Years ago, I don't know how many, there used to be a buoy five miles straight out from the Mission Bay entrance, and it is still on old charts. A couple of months ago I decided it would make a great training course for this paddle. So I punched in the coordinates and went looking for it. Several times. Never found it. And never erased the waypoint from the gps. If you use a gps, NAME YOUR WAYPOINTS. I had only numbered mine, and after I had gotten the gps back on my board the last time and punched in the waypoint I punched the wrong one. I did however cross over the mysto five mile buoy spot at 4:01pm. Now I had five miles to go!

I was shattered. What an dummy. Now my arms really hurt. I wasn't going to finish until 5:20 or so. People waiting on the beach, and instead ofhaving an hour to relax before heading off to work, now I'm gonna be late!

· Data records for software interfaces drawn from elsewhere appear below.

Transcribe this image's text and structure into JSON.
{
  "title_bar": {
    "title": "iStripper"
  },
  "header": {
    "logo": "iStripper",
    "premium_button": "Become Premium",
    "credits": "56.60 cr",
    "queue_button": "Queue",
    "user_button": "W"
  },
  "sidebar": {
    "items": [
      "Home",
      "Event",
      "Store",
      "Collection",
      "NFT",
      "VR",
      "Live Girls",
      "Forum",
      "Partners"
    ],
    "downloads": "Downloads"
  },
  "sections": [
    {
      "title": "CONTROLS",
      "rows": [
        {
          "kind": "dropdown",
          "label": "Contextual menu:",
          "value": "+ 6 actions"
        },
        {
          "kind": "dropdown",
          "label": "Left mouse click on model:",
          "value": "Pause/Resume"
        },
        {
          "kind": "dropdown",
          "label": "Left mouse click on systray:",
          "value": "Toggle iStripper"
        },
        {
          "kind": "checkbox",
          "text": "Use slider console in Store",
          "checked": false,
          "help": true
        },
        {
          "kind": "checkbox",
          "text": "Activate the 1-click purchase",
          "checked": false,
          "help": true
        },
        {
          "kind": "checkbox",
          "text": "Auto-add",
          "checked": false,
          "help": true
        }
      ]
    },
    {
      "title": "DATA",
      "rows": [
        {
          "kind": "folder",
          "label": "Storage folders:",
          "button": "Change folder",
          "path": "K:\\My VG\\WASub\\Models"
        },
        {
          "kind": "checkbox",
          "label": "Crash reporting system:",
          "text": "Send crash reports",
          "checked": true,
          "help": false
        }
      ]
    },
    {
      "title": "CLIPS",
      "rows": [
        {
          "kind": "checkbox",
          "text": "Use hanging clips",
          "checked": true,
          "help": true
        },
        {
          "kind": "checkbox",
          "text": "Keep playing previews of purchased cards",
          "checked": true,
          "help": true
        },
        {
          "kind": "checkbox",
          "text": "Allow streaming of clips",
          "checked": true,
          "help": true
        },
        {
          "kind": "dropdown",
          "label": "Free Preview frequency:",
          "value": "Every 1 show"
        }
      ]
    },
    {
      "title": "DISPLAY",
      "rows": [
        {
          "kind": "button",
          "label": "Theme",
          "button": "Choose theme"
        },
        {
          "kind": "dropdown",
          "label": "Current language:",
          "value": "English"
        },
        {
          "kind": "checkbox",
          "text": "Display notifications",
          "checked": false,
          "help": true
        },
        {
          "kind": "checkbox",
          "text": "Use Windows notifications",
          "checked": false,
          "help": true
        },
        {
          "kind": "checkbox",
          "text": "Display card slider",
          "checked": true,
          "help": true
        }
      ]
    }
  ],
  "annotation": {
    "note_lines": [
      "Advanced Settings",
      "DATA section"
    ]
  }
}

And the slow more daylight savings time.......the sun sets at 5:05. And I never turned off my light. Those little AA batteries can't last 14 hours. Time to race the sun. And I keep expecting the boys to come roaring up behind me at any moment. I hope they are OK. And I sure could use that powerbar.

Having to watch that countdown of miles again was an agony that turned into ecstasy as I got closer to the end. I had to force myself to down the last of the powergels. And to drink more of the bug juice. The pier finally came into view, and the lights went on. a couple of fishing boats crossed in front of me. My arms didn't hurt anymore(again.) My knees didn't hurt anymore from kneeling. I felt great. Very tired but elated. I hope someone's left on the beach to catch my board if I fall off in the surf. I had fallen off while paddling probably half a dozen times. More frequently the more tired I got. I passed the pier at 5:17 and the surf didn't look very big. I
waited for one wave to roll under me and road the back of the next one to knee deep water. Surprisingly I could stand. 5:20pm and time for a burrito. Why? Such a totally irrelevant expression of love? Duke Kahanamoku, Tom Blake, Eugene Smith, Bob Hogan, Tommy Zahn, Larry Capune, Susan Chaplin, Mike Eaton, Mouse Robb. I'll never be one of them but I've often wondered what it might feel like.
And if you've ever stood on the beach surrounded by friends and gotten an

"...Attaboy!..." from Mike Eaton you'll know why.

Eaton Surfboards and Paddleboards, San Diego, California


SD Union article